Plastic manufacturing is a process that consumes significant amounts of energy. Research conducted at the National Institute of Standards and Technology (NIST) has discovered a way to decrease the energy demand in one major step of manufacturing plastic by making use of a group of materials, which can filter impurities more effectively compared to traditional manufacturing process.
Ethylene (on left in gray) is usually contaminated with acetylene (blue), which can ruin the process that creates the polyethylene used in most plastic. SIFSIX metal-organic frameworks (center) can capture the acetylene efficiently, leaving pure ethylene (right). Credit: Zhou/NIST
The results, published in the Science journal illustrate that, materials referred to as metal-organic frameworks (MOFs), can efficiently eliminate acetylene, a major source of contaminant, from ethylene, the material from which a large amount of the world’s plastic is manufactured. The research proposes that filtering out acetylene with the use of MOFs would generate highly pure ethylene required by the industry, while sidestepping the present requirement to convert acetylene to ethylene by an expensive catalytic process.
The chemical name of the plastic seen daily—right from grocery bags and water bottles to household gadgets—is polyethylene, a flexible material produced by stringing together long chains of ethylene which is a simpler molecule. The demand for plastic worldwide makes ethylene the most commonly manufactured organic compound, with more than 100 million tons of ethylene produced every year, mostly by crude oil refining.
Recently manufactured ethylene is not pure enough to turn into plastic as the refinement process produces a considerable quantity of acetylene also, which could damage the catalysts that make ethylene molecules to string together. The conventional industrial key is to convert this unwanted acetylene also into ethylene, however this step requires the use of palladium - a costly and rare metal - to be used as a catalyst and also uses a considerable amount of energy.
The research group, which includes researchers from the NIST Center for Neutron Research (NCNR) and five universities from across the globe, discovered that SIFSIX, a family of MOF materials, found in the 1990s, may offer a better choice to remove acetylene. MOFs are porous crystals which when viewed under a microscope look similar to a building under construction - numerous girders with gap in between. The SIFSIX groups name comes from a few of its girders, which are produced from silicon (Si) and six atoms of fluorine (F6).

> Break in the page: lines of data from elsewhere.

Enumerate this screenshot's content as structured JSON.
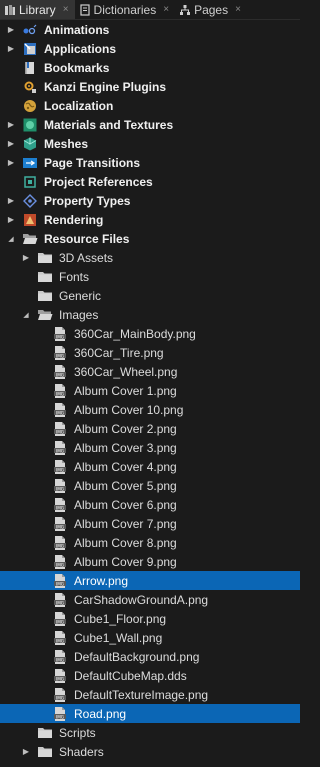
{
  "tabs": [
    {
      "label": "Library",
      "close": "×",
      "active": true
    },
    {
      "label": "Dictionaries",
      "close": "×",
      "active": false
    },
    {
      "label": "Pages",
      "close": "×",
      "active": false
    }
  ],
  "tree": [
    {
      "label": "Animations",
      "level": 0,
      "expander": "collapsed",
      "icon": "animations-icon",
      "bold": true
    },
    {
      "label": "Applications",
      "level": 0,
      "expander": "collapsed",
      "icon": "applications-icon",
      "bold": true
    },
    {
      "label": "Bookmarks",
      "level": 0,
      "expander": "none",
      "icon": "bookmarks-icon",
      "bold": true
    },
    {
      "label": "Kanzi Engine Plugins",
      "level": 0,
      "expander": "none",
      "icon": "plugins-icon",
      "bold": true
    },
    {
      "label": "Localization",
      "level": 0,
      "expander": "none",
      "icon": "localization-icon",
      "bold": true
    },
    {
      "label": "Materials and Textures",
      "level": 0,
      "expander": "collapsed",
      "icon": "materials-icon",
      "bold": true
    },
    {
      "label": "Meshes",
      "level": 0,
      "expander": "collapsed",
      "icon": "meshes-icon",
      "bold": true
    },
    {
      "label": "Page Transitions",
      "level": 0,
      "expander": "collapsed",
      "icon": "page-transitions-icon",
      "bold": true
    },
    {
      "label": "Project References",
      "level": 0,
      "expander": "none",
      "icon": "project-references-icon",
      "bold": true
    },
    {
      "label": "Property Types",
      "level": 0,
      "expander": "collapsed",
      "icon": "property-types-icon",
      "bold": true
    },
    {
      "label": "Rendering",
      "level": 0,
      "expander": "collapsed",
      "icon": "rendering-icon",
      "bold": true
    },
    {
      "label": "Resource Files",
      "level": 0,
      "expander": "expanded",
      "icon": "open-folder-icon",
      "bold": true
    },
    {
      "label": "3D Assets",
      "level": 1,
      "expander": "collapsed",
      "icon": "folder-icon",
      "bold": false
    },
    {
      "label": "Fonts",
      "level": 1,
      "expander": "none",
      "icon": "folder-icon",
      "bold": false
    },
    {
      "label": "Generic",
      "level": 1,
      "expander": "none",
      "icon": "folder-icon",
      "bold": false
    },
    {
      "label": "Images",
      "level": 1,
      "expander": "expanded",
      "icon": "open-folder-icon",
      "bold": false
    },
    {
      "label": "360Car_MainBody.png",
      "level": 2,
      "expander": "none",
      "icon": "image-file-icon",
      "bold": false
    },
    {
      "label": "360Car_Tire.png",
      "level": 2,
      "expander": "none",
      "icon": "image-file-icon",
      "bold": false
    },
    {
      "label": "360Car_Wheel.png",
      "level": 2,
      "expander": "none",
      "icon": "image-file-icon",
      "bold": false
    },
    {
      "label": "Album Cover 1.png",
      "level": 2,
      "expander": "none",
      "icon": "image-file-icon",
      "bold": false
    },
    {
      "label": "Album Cover 10.png",
      "level": 2,
      "expander": "none",
      "icon": "image-file-icon",
      "bold": false
    },
    {
      "label": "Album Cover 2.png",
      "level": 2,
      "expander": "none",
      "icon": "image-file-icon",
      "bold": false
    },
    {
      "label": "Album Cover 3.png",
      "level": 2,
      "expander": "none",
      "icon": "image-file-icon",
      "bold": false
    },
    {
      "label": "Album Cover 4.png",
      "level": 2,
      "expander": "none",
      "icon": "image-file-icon",
      "bold": false
    },
    {
      "label": "Album Cover 5.png",
      "level": 2,
      "expander": "none",
      "icon": "image-file-icon",
      "bold": false
    },
    {
      "label": "Album Cover 6.png",
      "level": 2,
      "expander": "none",
      "icon": "image-file-icon",
      "bold": false
    },
    {
      "label": "Album Cover 7.png",
      "level": 2,
      "expander": "none",
      "icon": "image-file-icon",
      "bold": false
    },
    {
      "label": "Album Cover 8.png",
      "level": 2,
      "expander": "none",
      "icon": "image-file-icon",
      "bold": false
    },
    {
      "label": "Album Cover 9.png",
      "level": 2,
      "expander": "none",
      "icon": "image-file-icon",
      "bold": false
    },
    {
      "label": "Arrow.png",
      "level": 2,
      "expander": "none",
      "icon": "image-file-icon",
      "bold": false,
      "selected": true
    },
    {
      "label": "CarShadowGroundA.png",
      "level": 2,
      "expander": "none",
      "icon": "image-file-icon",
      "bold": false
    },
    {
      "label": "Cube1_Floor.png",
      "level": 2,
      "expander": "none",
      "icon": "image-file-icon",
      "bold": false
    },
    {
      "label": "Cube1_Wall.png",
      "level": 2,
      "expander": "none",
      "icon": "image-file-icon",
      "bold": false
    },
    {
      "label": "DefaultBackground.png",
      "level": 2,
      "expander": "none",
      "icon": "image-file-icon",
      "bold": false
    },
    {
      "label": "DefaultCubeMap.dds",
      "level": 2,
      "expander": "none",
      "icon": "image-file-icon",
      "bold": false
    },
    {
      "label": "DefaultTextureImage.png",
      "level": 2,
      "expander": "none",
      "icon": "image-file-icon",
      "bold": false
    },
    {
      "label": "Road.png",
      "level": 2,
      "expander": "none",
      "icon": "image-file-icon",
      "bold": false,
      "selected": true
    },
    {
      "label": "Scripts",
      "level": 1,
      "expander": "none",
      "icon": "folder-icon",
      "bold": false
    },
    {
      "label": "Shaders",
      "level": 1,
      "expander": "collapsed",
      "icon": "folder-icon",
      "bold": false
    }
  ],
  "colors": {
    "background": "#1b1b1b",
    "active_tab": "#343434",
    "selection": "#0b66b5",
    "folder": "#c9c9c9"
  }
}
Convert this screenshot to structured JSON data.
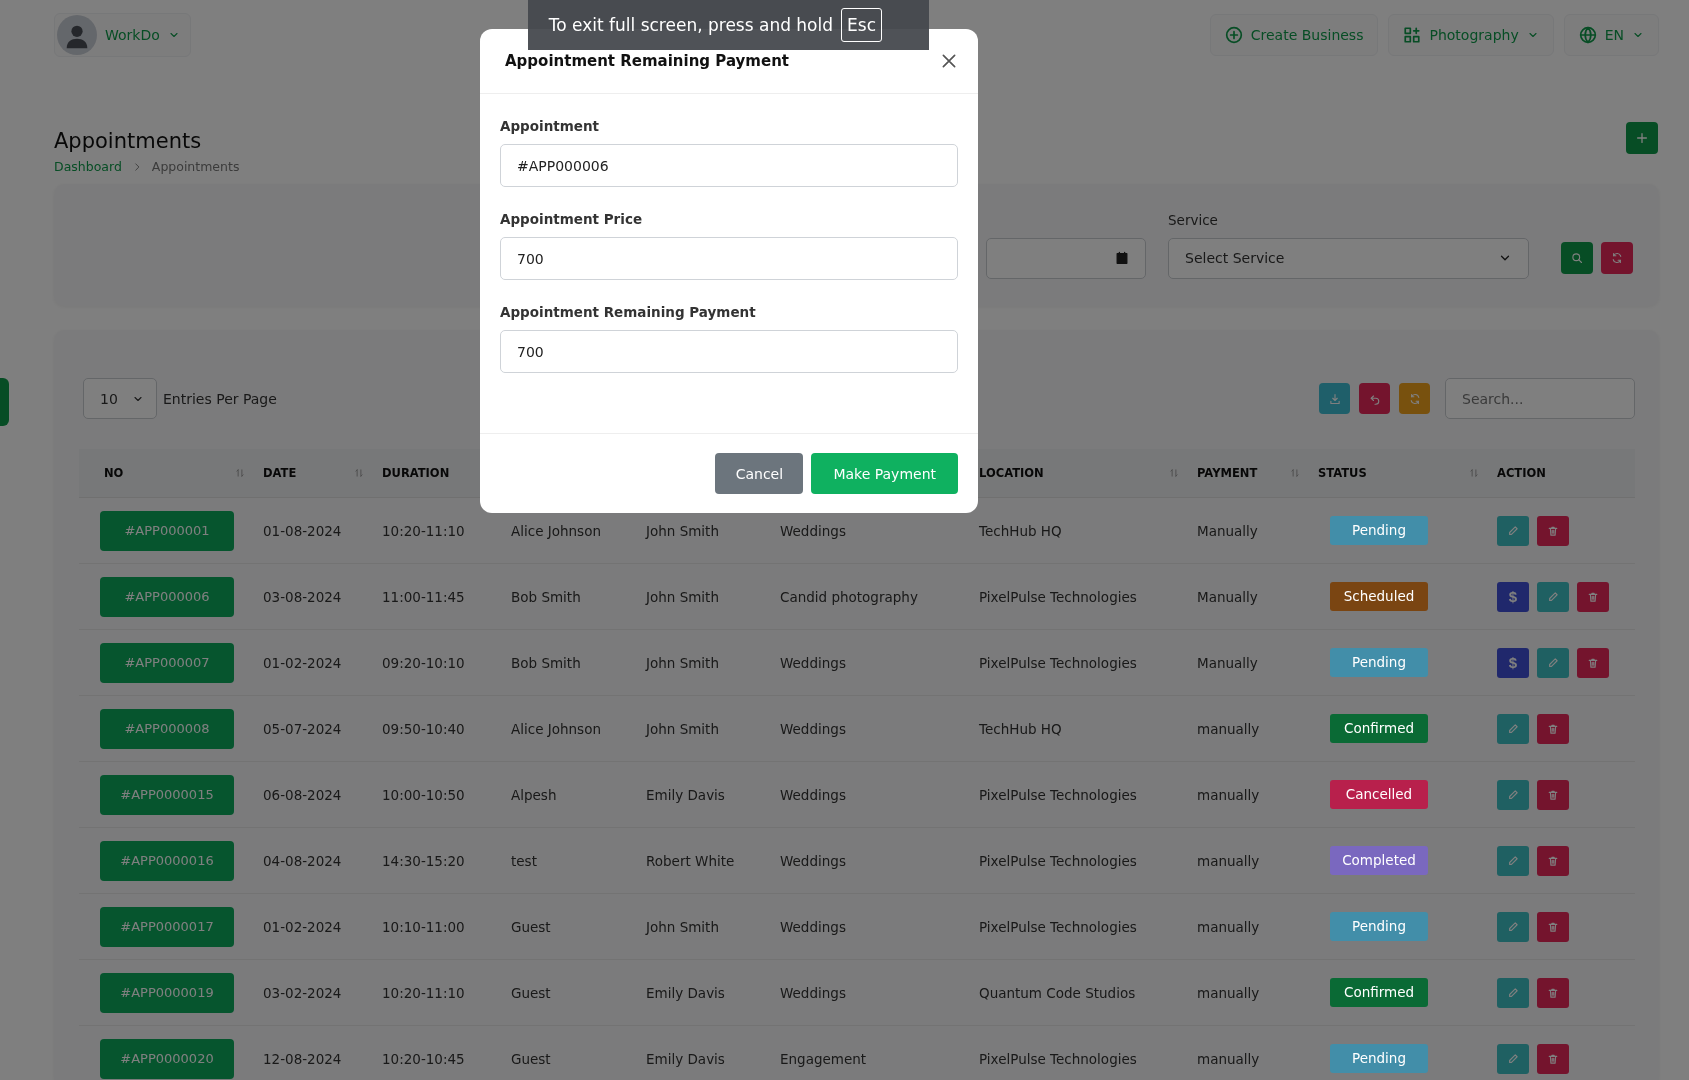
{
  "topbar": {
    "user": {
      "name": "WorkDo"
    },
    "create_business": "Create Business",
    "workspace": "Photography",
    "language": "EN"
  },
  "page": {
    "title": "Appointments",
    "breadcrumb": [
      "Dashboard",
      "Appointments"
    ]
  },
  "filter": {
    "service_label": "Service",
    "service_placeholder": "Select Service"
  },
  "table_tools": {
    "entries": "10",
    "entries_label": "Entries Per Page",
    "search_placeholder": "Search..."
  },
  "table": {
    "columns": [
      {
        "label": "NO",
        "sortable": true
      },
      {
        "label": "DATE",
        "sortable": true
      },
      {
        "label": "DURATION",
        "sortable": false
      },
      {},
      {},
      {},
      {
        "label": "LOCATION",
        "sortable": true
      },
      {
        "label": "PAYMENT",
        "sortable": true
      },
      {
        "label": "STATUS",
        "sortable": true
      },
      {
        "label": "ACTION",
        "sortable": false
      }
    ],
    "rows": [
      {
        "no": "#APP000001",
        "date": "01-08-2024",
        "duration": "10:20-11:10",
        "column_4": "Alice Johnson",
        "column_5": "John Smith",
        "column_6": "Weddings",
        "location": "TechHub HQ",
        "payment": "Manually",
        "status": {
          "label": "Pending",
          "color": "#428ea9"
        },
        "actions": [
          {
            "kind": "edit"
          },
          {
            "kind": "delete"
          }
        ]
      },
      {
        "no": "#APP000006",
        "date": "03-08-2024",
        "duration": "11:00-11:45",
        "column_4": "Bob Smith",
        "column_5": "John Smith",
        "column_6": "Candid photography",
        "location": "PixelPulse Technologies",
        "payment": "Manually",
        "status": {
          "label": "Scheduled",
          "color": "#7a4512"
        },
        "actions": [
          {
            "kind": "pay",
            "icon": "$"
          },
          {
            "kind": "edit"
          },
          {
            "kind": "delete"
          }
        ]
      },
      {
        "no": "#APP000007",
        "date": "01-02-2024",
        "duration": "09:20-10:10",
        "column_4": "Bob Smith",
        "column_5": "John Smith",
        "column_6": "Weddings",
        "location": "PixelPulse Technologies",
        "payment": "Manually",
        "status": {
          "label": "Pending",
          "color": "#428ea9"
        },
        "actions": [
          {
            "kind": "pay",
            "icon": "$"
          },
          {
            "kind": "edit"
          },
          {
            "kind": "delete"
          }
        ]
      },
      {
        "no": "#APP000008",
        "date": "05-07-2024",
        "duration": "09:50-10:40",
        "column_4": "Alice Johnson",
        "column_5": "John Smith",
        "column_6": "Weddings",
        "location": "TechHub HQ",
        "payment": "manually",
        "status": {
          "label": "Confirmed",
          "color": "#0a6a35"
        },
        "actions": [
          {
            "kind": "edit"
          },
          {
            "kind": "delete"
          }
        ]
      },
      {
        "no": "#APP0000015",
        "date": "06-08-2024",
        "duration": "10:00-10:50",
        "column_4": "Alpesh",
        "column_5": "Emily Davis",
        "column_6": "Weddings",
        "location": "PixelPulse Technologies",
        "payment": "manually",
        "status": {
          "label": "Cancelled",
          "color": "#b8204c"
        },
        "actions": [
          {
            "kind": "edit"
          },
          {
            "kind": "delete"
          }
        ]
      },
      {
        "no": "#APP0000016",
        "date": "04-08-2024",
        "duration": "14:30-15:20",
        "column_4": "test",
        "column_5": "Robert White",
        "column_6": "Weddings",
        "location": "PixelPulse Technologies",
        "payment": "manually",
        "status": {
          "label": "Completed",
          "color": "#7a68bf"
        },
        "actions": [
          {
            "kind": "edit"
          },
          {
            "kind": "delete"
          }
        ]
      },
      {
        "no": "#APP0000017",
        "date": "01-02-2024",
        "duration": "10:10-11:00",
        "column_4": "Guest",
        "column_5": "John Smith",
        "column_6": "Weddings",
        "location": "PixelPulse Technologies",
        "payment": "manually",
        "status": {
          "label": "Pending",
          "color": "#428ea9"
        },
        "actions": [
          {
            "kind": "edit"
          },
          {
            "kind": "delete"
          }
        ]
      },
      {
        "no": "#APP0000019",
        "date": "03-02-2024",
        "duration": "10:20-11:10",
        "column_4": "Guest",
        "column_5": "Emily Davis",
        "column_6": "Weddings",
        "location": "Quantum Code Studios",
        "payment": "manually",
        "status": {
          "label": "Confirmed",
          "color": "#0a6a35"
        },
        "actions": [
          {
            "kind": "edit"
          },
          {
            "kind": "delete"
          }
        ]
      },
      {
        "no": "#APP0000020",
        "date": "12-08-2024",
        "duration": "10:20-10:45",
        "column_4": "Guest",
        "column_5": "Emily Davis",
        "column_6": "Engagement",
        "location": "PixelPulse Technologies",
        "payment": "manually",
        "status": {
          "label": "Pending",
          "color": "#428ea9"
        },
        "actions": [
          {
            "kind": "edit"
          },
          {
            "kind": "delete"
          }
        ]
      }
    ]
  },
  "modal": {
    "title": "Appointment Remaining Payment",
    "fields": [
      {
        "label": "Appointment",
        "value": "#APP000006"
      },
      {
        "label": "Appointment Price",
        "value": "700"
      },
      {
        "label": "Appointment Remaining Payment",
        "value": "700"
      }
    ],
    "buttons": [
      {
        "kind": "secondary",
        "label": "Cancel"
      },
      {
        "kind": "primary",
        "label": "Make Payment"
      }
    ]
  },
  "fullscreen_notice": {
    "text": "To exit full screen, press and hold",
    "key": "Esc"
  }
}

The group discovered that when ethylene was passed through the MOFs, the fluorine attracted and captured nearly all of the contaminant acetylene, allowing the now-purified ethylene to pass without any hindrance. Changing the pore size by varying the length of the girders allowed the MOFs to filter ethylene-containing acetylene in concentrations between 1 and 50%, which are characteristic in industry.
The SIFSIX MOFs have achieved records amongst adsorbent materials for adsorption capacity and selectivity (the capability to only attract acetylene while permitting ethylene to pass). In accordance to the research group, the outcomes prove that the SIFSIX group offers a feasible substitute to conventional industrial practice.
They reduced the amount of acetylene in ethylene down to less than 2 parts per million (ppm), which is lower than the 5 ppm that polyethylene manufacturing requires. SIFSIX MOFs are easy to produce, safe to use, and can be reused over and over again. They also have the advantage of being stable, which is not true of all MOFs.
Wei Zhou, Materials Scientist, NIST
Scientists based at China’s Zhejiang University (by Huabin Xing), Ireland’s University of Limerick, (Michael Zaworotko) and the University of Texas–San Antonio in the U.S developed and investigated the MOFs in detail. UT-San Antonio Professor Banglin Chen sensed the importance of SIFSIX MOFs for this purpose, and arranged and led the group. The NIST’s part of the work, which was concerned with neutron diffraction experiments and computer modeling of MOFs, verified the mechanism by which acetylene was captured by the SIFSIX MOFs. There was also contribution from researchers of the Saudi Arabia’s King Abdullah University of Science and Technology and Netherlands’ University of Amsterdam.